Challenge: Can you do o(n^3)? [No clue.]

Challenge: give an O(n^3) algorithm. [Yes, I know how to do it.]We could use the same trick that transforms O(n^3) into O(n^2) in the optimal binary search tree algorithm.

For each triple x1, x2, h remember the optimal x3 in o[x1][x2][h]. In order to find x3 it is sufficient to iterate from o[x1][pred(x2)][h] to o[succ(x1)][x2][h].

@u1ik: This was also my first approach to the problem. But I couldn't see any obvious reason why this property holds. When you think about it, it's possible that adding a point to the right might reconfigure the optimal solution in quite drastic, non-local ways...

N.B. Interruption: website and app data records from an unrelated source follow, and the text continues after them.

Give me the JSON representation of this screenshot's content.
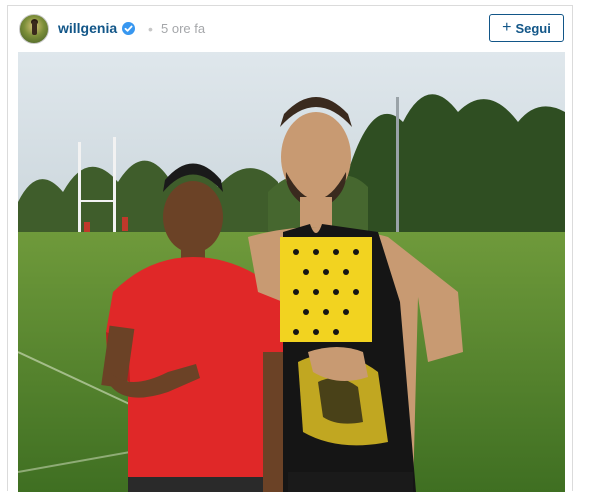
{
  "post": {
    "username": "willgenia",
    "separator": "•",
    "time": "5 ore fa",
    "follow_label": "Segui",
    "follow_plus": "+"
  },
  "icons": {
    "avatar": "avatar",
    "verified": "verified-badge-icon",
    "follow": "plus-icon"
  },
  "colors": {
    "username": "#125688",
    "verified": "#3897f0",
    "time": "#a5a7aa",
    "button_border": "#125688"
  }
}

My O(n^3) is clean and "obviously works."

O(n^3).

First compute b[h1][h2] the minimal number of *non-overlapping* buildings needed to cover every point at height between h1 and h2 (greedy alg O(n)).

Then compute a[h1][h2] the minimal number of buildings needed to cover all points from h1 to h2 in O(n^3) using b[h1][h2].

My previous claim of O(n^3) with b[h1][h2] and a[h1][h2] is bogus.

The optimal solution either (1) splits into two independent subproblems by x coordinate, or (2) uses a single rectangle to cover the first and the last (by x coordinate) points. This seems to give about n^2 subproblems and n choices for each. (The key observation is the one about nesting parentheses.)

Anon, the state space is n^3, since you also need to remember the height that was last cut.

I have been giving this problem occassional thought, but am nowhere near finding an O(n^3). Does your O(n^3) not use any high-powered data structures? Is it based on optimizing using the same state used for the O(n^4)?

I think it might be possible to prove there is some definition of o[x1][x2][h] that is monotone in x2 using the fact dp[x1][x2][h] is monotone in x2:

d[x1][x2+1][h]=dp[x1][x2][h], in which case o[x1][x2+1][h] also gives an optimal solution to [x1][x2][h] by monotonicity.

Otherwise, dp[x1][x2+1][h]=dp[x1][x2][h]+1, o[x1][x2][h] would also be optimal for [x1][x2+1][h] since a single rectangle can cover the right most point.

This doesn't seem to lead to O(n^3) though since it's not clear at choice of optimal decision points are these. It also doesn't work for the weighted segment cover version. Div conquer techniques might be viable to give O(n^3logn) though.

It might also be possible to view the problem as O(n^2) states of [x1][x2], but it requires another DP on the lowest rectangle covering [x1][x2] and breaking up the points remaining into intervals using another DP. That step seems to bring things back into O(n^4) again though.

Post a Comment